in show jumping history.
Eintracht Braunschweig turn players into
amazing to think about it now, but before the 1970s it was considered
sacreligious to even suggest putting a sponsor's logo on a football shirt. All
that changed in 1973 when Bundesliga side Eintracht Braunschweig persuaded
authorities to allow their players to run around in strips carrying adverts for
Jagermeister (yes, that
it took a few more years before the FA agreed to allow shirt advertising. The cherry
was popped when Bob Paisley's all-conquering Liverpool team - then the English
and European champions - started running around with 'Hitachi' emblazoned on
their chests in 1979, the first English football league club to wear sponsored
shirts in a competitive match.
Waddle and Hoddle try to become popstars
crimes against music are many, but while most were done with tongue firmly in
cheek - think Gazza's 'Fog on the Tyne' - we can't forgive Glenn Hoddle and
Chris Waddle for their grotesquely earnest efforts.
back of England's popularity following a decent showing at the 1986 World Cup, the
duo's abysmal 'Diamond Lights' contributed to mankind only in the sense that it
acted as a horrific warning to footballers who might later be tempted to become
The Glazers at Manchester United
back, it seems such an obvious trick: in the era of the so-called leverage
buy-out, what risk was there for the Glazers to take over Manchester United
with a vast loan secured against the club itself?
not that much different to taking out a mortgage, when you think about it. For
all the vilification of United's owners among the club's fans, their
money-making record at the club (whose revenues have nearly doubled since the
takeover) means that you'll never hear the club's creditors complaining about
the direction it's being taken.
Scotland's 1978 World Cup cash-ins
Scottish players threw themselves into their off-pitch activities with gusto
ahead of the tournament in Argentina, releasing a song claiming that they would
win the World Cup. Going on an open-top bus tour (yes, before the tournament)

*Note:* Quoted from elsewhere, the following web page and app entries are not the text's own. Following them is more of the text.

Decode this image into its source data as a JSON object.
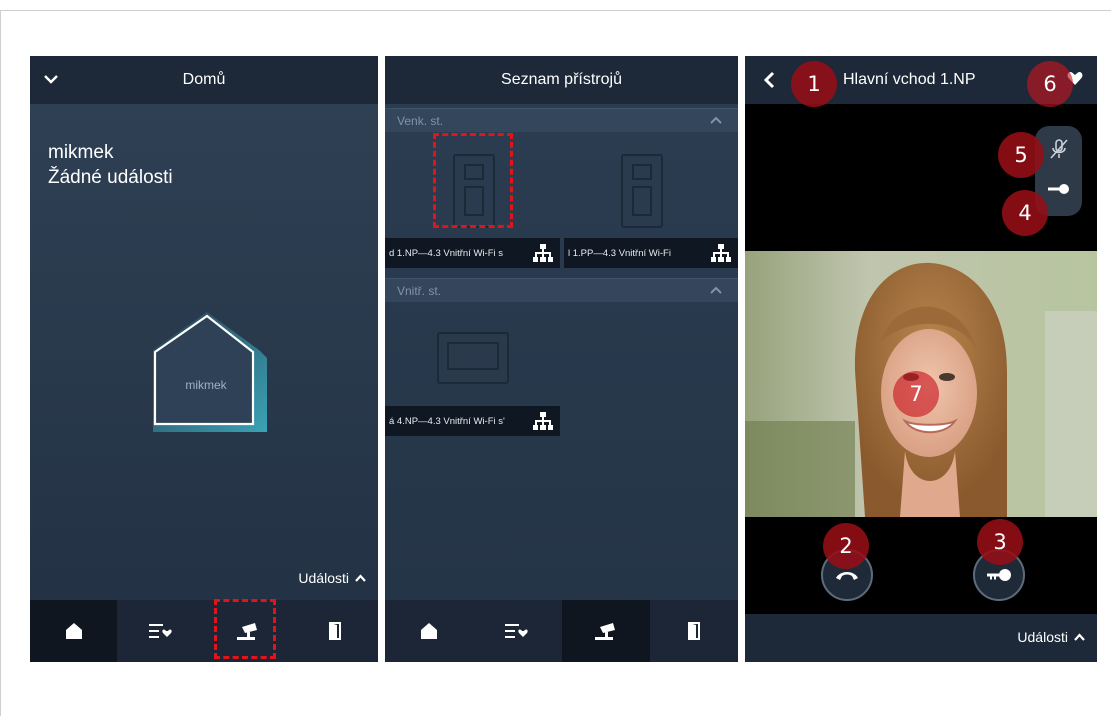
{
  "screen1": {
    "title": "Domů",
    "user_name": "mikmek",
    "no_events": "Žádné události",
    "house_label": "mikmek",
    "events_label": "Události"
  },
  "screen2": {
    "title": "Seznam přístrojů",
    "section_outdoor": "Venk. st.",
    "section_indoor": "Vnitř. st.",
    "device1_label": "d 1.NP—4.3 Vnitřní Wi-Fi s",
    "device2_label": "l 1.PP—4.3 Vnitřní Wi-Fi",
    "device3_label": "á 4.NP—4.3 Vnitřní Wi-Fi s'"
  },
  "screen3": {
    "title": "Hlavní vchod 1.NP",
    "events_label": "Události"
  },
  "badges": [
    "1",
    "2",
    "3",
    "4",
    "5",
    "6",
    "7"
  ],
  "colors": {
    "accent_red": "#e0141b",
    "badge_red": "#960e16",
    "topbar": "#1d2838",
    "house_teal": "#3ea7b8"
  },
  "icons": {
    "nav": [
      "home-icon",
      "favorites-list-icon",
      "camera-icon",
      "door-icon"
    ],
    "header": [
      "chevron-down-icon",
      "back-icon",
      "heart-icon"
    ],
    "controls": [
      "mute-microphone-icon",
      "door-key-icon",
      "hang-up-icon",
      "unlock-key-icon",
      "network-icon"
    ]
  }
}
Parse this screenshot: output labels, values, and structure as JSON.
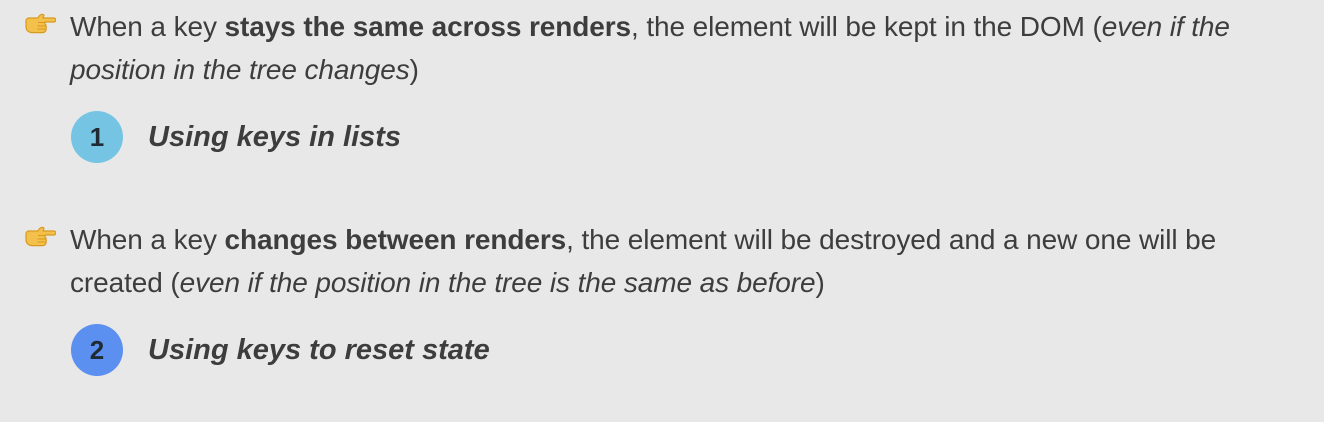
{
  "points": [
    {
      "icon": "pointing-hand-icon",
      "text": {
        "before": "When a key ",
        "bold": "stays the same across renders",
        "after": ", the element will be kept in the DOM (",
        "italic": "even if the position in the tree changes",
        "end": ")"
      },
      "sub": {
        "number": "1",
        "label": "Using keys in lists",
        "badge_color": "#76c4e4"
      }
    },
    {
      "icon": "pointing-hand-icon",
      "text": {
        "before": "When a key ",
        "bold": "changes between renders",
        "after": ", the element will be destroyed and a new one will be created (",
        "italic": "even if the position in the tree is the same as before",
        "end": ")"
      },
      "sub": {
        "number": "2",
        "label": "Using keys to reset state",
        "badge_color": "#5b8ff0"
      }
    }
  ]
}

and advertising everything from carpet shops to the Chrysler Avenger ("if
there were a World Cup for value, the Chrysler Avenger would win").

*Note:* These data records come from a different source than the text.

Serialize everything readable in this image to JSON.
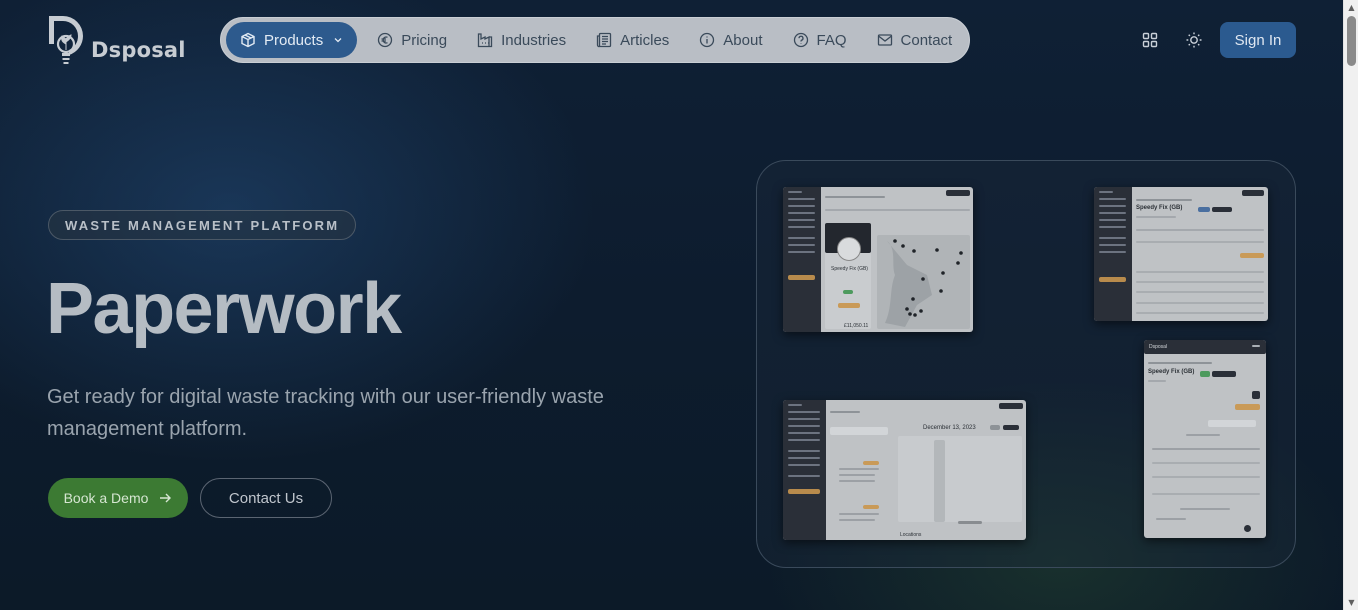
{
  "brand": {
    "name": "Dsposal"
  },
  "nav": {
    "items": [
      {
        "label": "Products",
        "icon": "box-icon",
        "active": true,
        "has_dropdown": true
      },
      {
        "label": "Pricing",
        "icon": "euro-icon"
      },
      {
        "label": "Industries",
        "icon": "factory-icon"
      },
      {
        "label": "Articles",
        "icon": "newspaper-icon"
      },
      {
        "label": "About",
        "icon": "info-icon"
      },
      {
        "label": "FAQ",
        "icon": "help-circle-icon"
      },
      {
        "label": "Contact",
        "icon": "mail-icon"
      }
    ]
  },
  "header": {
    "apps_icon": "grid-icon",
    "theme_icon": "sun-icon",
    "signin_label": "Sign In"
  },
  "hero": {
    "tag": "WASTE MANAGEMENT PLATFORM",
    "headline": "Paperwork",
    "subtitle": "Get ready for digital waste tracking with our user-friendly waste management platform.",
    "primary_cta": "Book a Demo",
    "secondary_cta": "Contact Us"
  },
  "screenshots": {
    "map": {
      "company": "Speedy Fix (GB)",
      "amount": "£11,050.11"
    },
    "detail": {
      "company": "Speedy Fix (GB)"
    },
    "calendar": {
      "date": "December 13, 2023",
      "section": "Locations"
    },
    "mobile": {
      "brand": "Dsposal",
      "company": "Speedy Fix (GB)"
    }
  },
  "colors": {
    "background": "#0d1c2e",
    "nav_active": "#2d5a8d",
    "signin": "#2b5a8f",
    "demo_button": "#3c7a33"
  }
}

Any club that's ever charged more than £15 for
a replica shirt
shirt prices have long been bordering on the criminal, and in 2003 the Office

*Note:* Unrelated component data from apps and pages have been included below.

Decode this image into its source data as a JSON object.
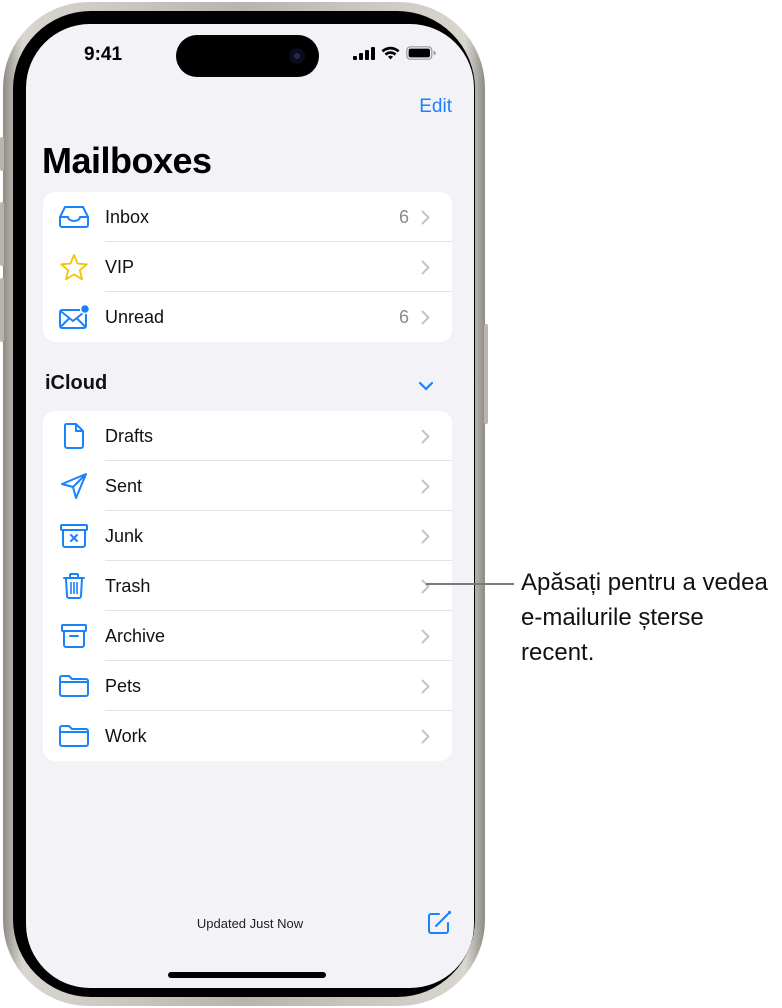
{
  "status_bar": {
    "time": "9:41"
  },
  "nav": {
    "edit_label": "Edit",
    "title": "Mailboxes"
  },
  "smart_mailboxes": [
    {
      "label": "Inbox",
      "count": "6",
      "icon": "inbox-tray-icon"
    },
    {
      "label": "VIP",
      "count": "",
      "icon": "star-icon"
    },
    {
      "label": "Unread",
      "count": "6",
      "icon": "unread-envelope-icon"
    }
  ],
  "account": {
    "name": "iCloud",
    "expanded": true,
    "mailboxes": [
      {
        "label": "Drafts",
        "icon": "document-icon"
      },
      {
        "label": "Sent",
        "icon": "paperplane-icon"
      },
      {
        "label": "Junk",
        "icon": "junk-bin-icon"
      },
      {
        "label": "Trash",
        "icon": "trash-icon"
      },
      {
        "label": "Archive",
        "icon": "archive-box-icon"
      },
      {
        "label": "Pets",
        "icon": "folder-icon"
      },
      {
        "label": "Work",
        "icon": "folder-icon"
      }
    ]
  },
  "toolbar": {
    "status": "Updated Just Now"
  },
  "callout": {
    "text": "Apăsați pentru a vedea e-mailurile șterse recent."
  },
  "colors": {
    "accent": "#1a82fb",
    "vip": "#f5c400",
    "background": "#f2f2f7"
  }
}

of Fair Trading found that Manchester United, the FA and Umbro had all entered
into price fixing agreements to keep the costs of the shirts artificially high.
forward eight years and nothing has changed, with the latest outrage being the
£52 Team GB Olympic football shirt, for a product whose manufacturing costs are
estimated at under £10.
the likes of United can point to sky-high wages and transfer fees to justify
their legal extortion; what wages or transfer fees will the BOA have to pay to
get a team of U23s to play at the Games next year?
George Foreman's Lean Mean Fat-Reducing Grilling
the adverts for the kitchen appliances peddled by the former boxing world
champion and sometime lay preacher, you'd think that the big man himself had a
sideline in electronic engineering and had designed the grill in a few spare
hours in his garage.
Do we need
to say that it's not really true? The machine was invented by an American
called Michael Boehm and picked up by Russell Hobbs, who signed up the
then-45-year-old Foreman to peddle their device after he became the world's
oldest ever heavyweight champion.
deal reportedly entitled him to around 40 per cent of the profits from the
grills, making him an estimated $200 million - far more than he ever earned in
Pat Jennings dresses as an oil filter plug to
The hall of
shame of footballers appearing in TV adverts is a separate top 10 in its own
right that we'll get to some other time, and the Brut adverts starring Kevin Keegan
and Henry Cooper will earn a prominent spot.
favourite has to be legendary goalie Pat Jennings turning himself into a human
oil filter (explaining that with a filter, like a goalie, "the more it saves, the better it is") to advertise Unipart's new car part.
Ashley Cole endorses the lottery
defender - who earns a lottery win a year since defecting to the Blues - and his
pop-star wife Cheryl signed up to promote the National Lottery Dream Number
game in 2006. What can we add that the picture doesn't explain better?